By Friday, the S&P 500, which had been sitting in the same place as it was in January, gained 6% on the week. It was the biggest one-week gain in two years. And it prompted at least one popular television talking head to declare, “If we can do this every week for the rest of the year, the S&P 500 could double by Christmas.”[ad#Google Adsense 336×280-IA]That’s it, folks. It’s all upside from here.
Everybody into the pool. The water’s warm. Those pesky little piranhas nipping at your toes a couple weeks ago swam away.
I, too, am leaning bullish right now. While I don’t expect stocks to double this year, the market is poised for further gains. In fact, following a short-term pullback to relieve the current overbought conditions, I think the S&P 500 could make a new 52-week high – above 1,355 – sometime this month.
There’s just one tiny, little problem… This is 1987 all over again.
I hate to keep harping on it. But the action is just too similar to ignore.
In 1987, stocks charged out of the gate and put up solid numbers for the first four months of the year. The market gave up much of those gains, however, during a seven-week springtime correction. Stocks then went on to make new highs in August.
All the while, investor sentiment flopped back and forth like a bipolar fish out of water.

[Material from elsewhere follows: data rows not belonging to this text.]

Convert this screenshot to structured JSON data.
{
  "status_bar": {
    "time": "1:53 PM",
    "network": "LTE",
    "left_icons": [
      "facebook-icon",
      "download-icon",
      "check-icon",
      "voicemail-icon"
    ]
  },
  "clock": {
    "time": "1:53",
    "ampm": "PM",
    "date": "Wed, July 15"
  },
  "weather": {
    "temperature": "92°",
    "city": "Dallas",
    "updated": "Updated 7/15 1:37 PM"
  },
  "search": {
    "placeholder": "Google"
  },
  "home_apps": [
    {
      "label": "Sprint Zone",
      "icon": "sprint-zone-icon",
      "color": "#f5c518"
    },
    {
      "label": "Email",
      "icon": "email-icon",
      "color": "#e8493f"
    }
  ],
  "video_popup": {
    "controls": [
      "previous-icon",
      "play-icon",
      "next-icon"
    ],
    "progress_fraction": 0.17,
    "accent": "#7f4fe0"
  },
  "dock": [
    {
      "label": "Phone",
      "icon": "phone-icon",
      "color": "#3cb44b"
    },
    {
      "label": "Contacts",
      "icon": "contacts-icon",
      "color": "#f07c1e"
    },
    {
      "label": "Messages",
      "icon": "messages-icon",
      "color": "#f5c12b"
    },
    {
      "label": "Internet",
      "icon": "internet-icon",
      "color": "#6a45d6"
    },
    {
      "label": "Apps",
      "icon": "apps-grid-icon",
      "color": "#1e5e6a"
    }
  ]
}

The most glaring similarity between 1987 and today remains the interest-rate environment. Rising interest rates are bad for stock prices. When the return on a “risk free” Treasury obligation meets or exceeds the potential return on stocks, it spells trouble for the market.
In 1987, that trouble turned into a crash.
Please take a moment and reread my previous essay on this topic. While many investors and analysts are staring at last week’s spike higher in stock prices and anticipating larger gains to come, they’re ignoring this…
Look at that one-week spike higher in the yield on the 30-year Treasury bond. Rates jumped from 4.175% to over 4.4% (44 on the chart).
Most of Wall Street still expects the S&P 500 to end the year somewhere between 1,350 and 1,400. The midpoint of that range is 1,375 – about 2.5% higher than Friday’s closing price. That’s a gain of 5% on an annualized basis.
Investors looking to put money to work today can choose between putting money into stocks with a potential 5% return or into Treasury bonds at 4.4%. As stocks and interest rates move higher – and I suspect they both will over the next month or two – interest rates on long-term Treasury bonds will exceed the potential rewards of the stock market.
That’s what happened in 1987 – just before the stock market crashed.
Beware… it can happen again.
Best regards and good trading,
— Jeff Clark[ad#jack p.s.]
Source: The Growth Stock Wire